[August 9, 2011; Philadelphia, PA] – The United Mitochondrial Disease Foundation (UMDF) has awarded Penn Vet Assistant Professor Brett A. Kaufman a $120,000 grant to study the role that mtDNA copy number control plays in the development of disease. Dr. Kaufman’s grant was also selected for the UMDF Chairman’s Award for the top grant this year.
Mitochondria are small cellular structures that produce the chemical form of energy called ATP, which is essential for normal cell function. The production of ATP requires the coordinated assembly of enzymatic respiratory complexes, which consume oxygen in the process of synthesizing ATP. These respiratory complexes are encoded by both nuclear DNA and the mitochondrial genome (mtDNA). There are thousands of mtDNA copies per cell that contribute to ATP synthesis, and the maintenance and expression of mtDNA is essential to mitochondrial respiratory function and therefore proper cell function.

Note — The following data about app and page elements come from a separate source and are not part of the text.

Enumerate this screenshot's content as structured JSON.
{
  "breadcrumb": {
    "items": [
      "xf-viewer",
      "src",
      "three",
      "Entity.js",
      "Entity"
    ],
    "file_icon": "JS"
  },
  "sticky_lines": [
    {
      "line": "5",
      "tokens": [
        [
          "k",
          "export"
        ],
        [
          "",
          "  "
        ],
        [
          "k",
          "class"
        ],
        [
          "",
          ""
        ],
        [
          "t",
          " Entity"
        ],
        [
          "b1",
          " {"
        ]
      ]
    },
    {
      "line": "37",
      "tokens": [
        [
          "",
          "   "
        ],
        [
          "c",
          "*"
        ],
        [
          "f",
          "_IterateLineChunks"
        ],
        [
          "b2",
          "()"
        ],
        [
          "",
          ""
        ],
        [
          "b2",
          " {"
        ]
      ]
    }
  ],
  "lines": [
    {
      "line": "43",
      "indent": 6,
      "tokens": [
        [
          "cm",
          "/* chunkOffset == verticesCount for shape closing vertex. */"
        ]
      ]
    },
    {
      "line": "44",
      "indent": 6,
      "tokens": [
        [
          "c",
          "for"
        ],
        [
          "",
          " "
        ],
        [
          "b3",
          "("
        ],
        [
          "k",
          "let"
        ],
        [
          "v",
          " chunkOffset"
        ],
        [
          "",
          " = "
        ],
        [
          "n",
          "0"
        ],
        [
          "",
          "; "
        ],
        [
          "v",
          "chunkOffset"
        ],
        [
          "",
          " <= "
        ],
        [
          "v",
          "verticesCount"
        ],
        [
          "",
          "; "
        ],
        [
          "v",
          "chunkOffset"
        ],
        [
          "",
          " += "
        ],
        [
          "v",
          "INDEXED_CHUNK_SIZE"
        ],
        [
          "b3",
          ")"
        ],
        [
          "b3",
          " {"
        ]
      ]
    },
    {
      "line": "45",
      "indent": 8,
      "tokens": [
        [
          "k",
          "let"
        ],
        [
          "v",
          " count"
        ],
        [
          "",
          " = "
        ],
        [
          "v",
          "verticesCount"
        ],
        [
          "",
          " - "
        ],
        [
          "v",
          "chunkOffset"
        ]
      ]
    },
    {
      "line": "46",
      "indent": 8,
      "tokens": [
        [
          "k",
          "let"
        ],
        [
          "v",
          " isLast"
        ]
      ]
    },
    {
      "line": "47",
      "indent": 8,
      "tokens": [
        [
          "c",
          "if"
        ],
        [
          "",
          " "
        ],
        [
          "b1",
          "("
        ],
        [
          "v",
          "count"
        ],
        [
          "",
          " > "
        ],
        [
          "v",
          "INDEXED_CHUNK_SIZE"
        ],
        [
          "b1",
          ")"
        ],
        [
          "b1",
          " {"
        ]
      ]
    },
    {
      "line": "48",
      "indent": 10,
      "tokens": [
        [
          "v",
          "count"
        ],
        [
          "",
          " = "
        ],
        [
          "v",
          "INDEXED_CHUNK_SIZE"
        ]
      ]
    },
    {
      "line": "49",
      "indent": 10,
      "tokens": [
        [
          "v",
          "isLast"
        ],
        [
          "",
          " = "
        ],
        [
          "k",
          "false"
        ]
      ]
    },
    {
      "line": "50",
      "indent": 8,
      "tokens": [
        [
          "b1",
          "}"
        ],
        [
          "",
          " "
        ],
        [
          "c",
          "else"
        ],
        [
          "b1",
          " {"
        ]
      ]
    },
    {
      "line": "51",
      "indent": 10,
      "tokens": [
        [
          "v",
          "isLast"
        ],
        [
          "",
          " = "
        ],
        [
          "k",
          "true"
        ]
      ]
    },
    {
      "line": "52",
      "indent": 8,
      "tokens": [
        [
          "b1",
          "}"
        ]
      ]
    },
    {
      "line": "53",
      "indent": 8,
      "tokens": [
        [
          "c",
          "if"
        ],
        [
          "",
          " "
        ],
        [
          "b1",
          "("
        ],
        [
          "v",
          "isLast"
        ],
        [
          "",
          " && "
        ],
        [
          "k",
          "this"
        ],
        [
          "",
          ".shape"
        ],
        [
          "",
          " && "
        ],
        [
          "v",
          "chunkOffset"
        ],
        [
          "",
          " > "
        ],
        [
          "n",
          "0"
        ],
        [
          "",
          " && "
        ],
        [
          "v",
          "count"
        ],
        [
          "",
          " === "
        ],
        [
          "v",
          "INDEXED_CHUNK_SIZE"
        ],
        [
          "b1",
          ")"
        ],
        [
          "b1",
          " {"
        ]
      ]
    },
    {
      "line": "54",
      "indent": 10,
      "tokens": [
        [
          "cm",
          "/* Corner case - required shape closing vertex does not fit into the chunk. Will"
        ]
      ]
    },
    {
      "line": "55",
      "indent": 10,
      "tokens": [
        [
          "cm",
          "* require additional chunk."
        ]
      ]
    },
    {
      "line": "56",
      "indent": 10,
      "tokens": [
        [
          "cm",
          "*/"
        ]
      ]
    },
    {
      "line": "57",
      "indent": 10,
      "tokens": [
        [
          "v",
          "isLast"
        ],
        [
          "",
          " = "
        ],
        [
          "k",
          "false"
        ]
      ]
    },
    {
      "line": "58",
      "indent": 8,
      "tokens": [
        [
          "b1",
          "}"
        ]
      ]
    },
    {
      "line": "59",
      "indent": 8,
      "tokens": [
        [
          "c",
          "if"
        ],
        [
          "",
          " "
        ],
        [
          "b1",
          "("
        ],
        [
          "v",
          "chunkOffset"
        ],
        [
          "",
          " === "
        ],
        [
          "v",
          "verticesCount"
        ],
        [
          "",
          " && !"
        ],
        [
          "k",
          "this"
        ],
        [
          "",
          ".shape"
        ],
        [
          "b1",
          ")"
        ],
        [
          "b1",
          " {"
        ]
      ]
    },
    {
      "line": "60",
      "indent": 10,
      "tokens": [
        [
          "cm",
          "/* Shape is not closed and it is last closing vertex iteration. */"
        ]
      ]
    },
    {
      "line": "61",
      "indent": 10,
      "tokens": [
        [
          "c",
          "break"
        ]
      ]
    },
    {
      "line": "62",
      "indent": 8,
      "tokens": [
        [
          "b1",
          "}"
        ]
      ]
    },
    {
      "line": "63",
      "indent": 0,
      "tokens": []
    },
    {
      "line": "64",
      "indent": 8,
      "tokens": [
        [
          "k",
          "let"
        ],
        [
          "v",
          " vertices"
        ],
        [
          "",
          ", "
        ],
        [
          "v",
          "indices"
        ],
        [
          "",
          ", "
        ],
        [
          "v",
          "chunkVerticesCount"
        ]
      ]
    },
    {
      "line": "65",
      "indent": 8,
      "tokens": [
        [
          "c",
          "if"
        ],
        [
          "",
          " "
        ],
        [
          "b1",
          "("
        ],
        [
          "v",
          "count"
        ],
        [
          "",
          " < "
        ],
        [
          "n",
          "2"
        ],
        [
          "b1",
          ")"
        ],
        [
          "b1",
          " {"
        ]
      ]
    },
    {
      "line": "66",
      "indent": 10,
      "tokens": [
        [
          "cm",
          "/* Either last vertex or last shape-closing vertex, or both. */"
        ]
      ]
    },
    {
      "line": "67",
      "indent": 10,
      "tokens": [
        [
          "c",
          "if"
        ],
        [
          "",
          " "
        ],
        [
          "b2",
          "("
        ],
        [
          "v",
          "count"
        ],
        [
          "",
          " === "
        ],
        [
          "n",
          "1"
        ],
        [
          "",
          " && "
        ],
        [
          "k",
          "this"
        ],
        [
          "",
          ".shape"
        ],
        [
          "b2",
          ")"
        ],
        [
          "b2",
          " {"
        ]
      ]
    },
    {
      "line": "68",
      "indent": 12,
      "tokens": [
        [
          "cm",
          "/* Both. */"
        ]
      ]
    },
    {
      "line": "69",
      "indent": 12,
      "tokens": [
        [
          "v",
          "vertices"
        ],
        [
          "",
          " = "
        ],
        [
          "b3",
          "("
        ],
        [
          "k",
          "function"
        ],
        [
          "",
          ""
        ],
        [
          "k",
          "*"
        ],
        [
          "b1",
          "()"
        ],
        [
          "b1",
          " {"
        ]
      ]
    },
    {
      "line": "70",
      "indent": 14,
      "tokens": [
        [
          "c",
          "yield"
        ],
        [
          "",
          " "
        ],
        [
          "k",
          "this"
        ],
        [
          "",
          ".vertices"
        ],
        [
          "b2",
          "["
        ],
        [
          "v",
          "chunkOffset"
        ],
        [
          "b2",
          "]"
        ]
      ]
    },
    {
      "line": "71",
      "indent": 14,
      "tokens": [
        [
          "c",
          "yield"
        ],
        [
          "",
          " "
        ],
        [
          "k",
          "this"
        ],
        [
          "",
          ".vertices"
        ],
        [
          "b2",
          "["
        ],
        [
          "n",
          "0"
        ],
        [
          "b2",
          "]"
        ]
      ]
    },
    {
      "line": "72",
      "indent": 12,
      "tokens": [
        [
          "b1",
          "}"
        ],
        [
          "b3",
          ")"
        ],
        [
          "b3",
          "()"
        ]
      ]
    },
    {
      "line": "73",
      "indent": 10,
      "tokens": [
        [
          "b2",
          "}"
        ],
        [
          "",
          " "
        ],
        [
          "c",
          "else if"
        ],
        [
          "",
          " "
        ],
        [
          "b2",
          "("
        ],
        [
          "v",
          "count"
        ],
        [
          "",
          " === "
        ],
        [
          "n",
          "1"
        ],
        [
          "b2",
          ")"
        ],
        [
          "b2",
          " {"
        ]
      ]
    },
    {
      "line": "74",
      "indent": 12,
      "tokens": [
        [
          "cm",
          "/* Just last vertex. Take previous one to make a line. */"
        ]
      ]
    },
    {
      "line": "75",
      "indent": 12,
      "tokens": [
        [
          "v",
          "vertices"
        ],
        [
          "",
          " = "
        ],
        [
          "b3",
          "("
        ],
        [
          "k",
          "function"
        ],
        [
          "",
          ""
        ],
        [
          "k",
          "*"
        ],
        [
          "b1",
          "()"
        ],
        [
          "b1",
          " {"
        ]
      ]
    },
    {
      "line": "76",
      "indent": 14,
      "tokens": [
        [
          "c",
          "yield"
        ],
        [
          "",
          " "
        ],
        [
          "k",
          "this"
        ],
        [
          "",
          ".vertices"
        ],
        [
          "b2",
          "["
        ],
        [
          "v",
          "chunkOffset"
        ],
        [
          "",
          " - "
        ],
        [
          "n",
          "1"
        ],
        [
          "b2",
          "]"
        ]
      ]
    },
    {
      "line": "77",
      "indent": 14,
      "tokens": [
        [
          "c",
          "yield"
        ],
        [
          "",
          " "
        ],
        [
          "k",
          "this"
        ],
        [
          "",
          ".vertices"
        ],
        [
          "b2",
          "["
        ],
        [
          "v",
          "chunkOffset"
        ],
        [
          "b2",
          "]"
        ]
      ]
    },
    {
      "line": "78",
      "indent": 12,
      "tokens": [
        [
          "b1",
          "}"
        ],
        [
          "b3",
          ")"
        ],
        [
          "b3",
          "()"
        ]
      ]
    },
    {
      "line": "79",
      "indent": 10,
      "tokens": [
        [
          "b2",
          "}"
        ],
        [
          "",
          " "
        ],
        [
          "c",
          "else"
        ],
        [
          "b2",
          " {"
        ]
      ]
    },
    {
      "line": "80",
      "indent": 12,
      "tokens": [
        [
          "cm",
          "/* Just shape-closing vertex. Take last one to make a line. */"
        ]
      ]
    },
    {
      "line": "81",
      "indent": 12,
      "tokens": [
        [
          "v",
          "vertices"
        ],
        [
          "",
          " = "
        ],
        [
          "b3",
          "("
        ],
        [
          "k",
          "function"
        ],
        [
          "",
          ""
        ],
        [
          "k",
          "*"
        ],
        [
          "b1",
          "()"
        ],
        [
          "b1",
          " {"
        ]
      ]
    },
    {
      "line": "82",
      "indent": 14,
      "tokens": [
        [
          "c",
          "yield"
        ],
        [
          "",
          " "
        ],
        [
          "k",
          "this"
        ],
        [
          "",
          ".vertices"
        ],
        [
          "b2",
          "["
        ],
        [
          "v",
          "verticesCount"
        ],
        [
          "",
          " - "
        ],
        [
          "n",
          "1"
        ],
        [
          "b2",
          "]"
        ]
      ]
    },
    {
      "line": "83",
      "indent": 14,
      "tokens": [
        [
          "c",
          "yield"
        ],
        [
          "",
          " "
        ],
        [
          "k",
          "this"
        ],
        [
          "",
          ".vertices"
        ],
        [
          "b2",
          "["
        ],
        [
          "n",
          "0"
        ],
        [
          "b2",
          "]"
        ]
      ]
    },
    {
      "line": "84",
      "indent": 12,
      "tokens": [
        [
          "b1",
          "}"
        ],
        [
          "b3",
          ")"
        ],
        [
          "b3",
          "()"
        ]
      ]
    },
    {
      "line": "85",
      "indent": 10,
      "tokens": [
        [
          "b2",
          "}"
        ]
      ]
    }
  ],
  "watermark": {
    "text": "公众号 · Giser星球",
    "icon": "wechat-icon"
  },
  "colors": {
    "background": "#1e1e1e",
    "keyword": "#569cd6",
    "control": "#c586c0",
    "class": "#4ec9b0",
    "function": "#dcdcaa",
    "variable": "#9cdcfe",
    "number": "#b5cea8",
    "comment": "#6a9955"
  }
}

“Our aim is to make a rapid and fundamental impact on our understanding of mtDNA regulation in disease,” said Dr. Kaufman. “This work will increase our knowledge of molecular mechanisms regulating mtDNA copy number, and potentially, mitochondrial gene expression. With the technical support of collaborators and our departmental expertise, our lab is uniquely situated to conduct the experiments that will answer important questions about mtDNA content control.”
This work, said Dr. Kaufman, will allow researchers to better understand the mtDNA depletion syndromes and other complex human diseases whose pathogenesis involves mtDNA deletion or depletion, such as neurodegenerative diseases.
“We are happy that Dr. Kaufman’s project was selected for UMDF Research Grant funding in 2011,” said Charles A. Mohan, Jr., CEO, executive director of UMDF. “We are excited about the project and we look forward to receiving updates and progress reports as the research moves forward.”
Dr. Kaufman is an Assistant Professor in the Department of Animal Biology at Penn Vet. He earned his PhD in Cell and Molecular Biology from the University of Texas and his Bachelor’s degree in Biochemistry from Indiana University.
About the UMDF
The UMDF is the largest non-governmental funder of research towards better treatments and a potential cure for mitochondrial disease. To date, the UMDF has provided more than $8 million towards research funded by donations and fundraisers held by the UMDF. For more information about the organization, visit www.umdf.org.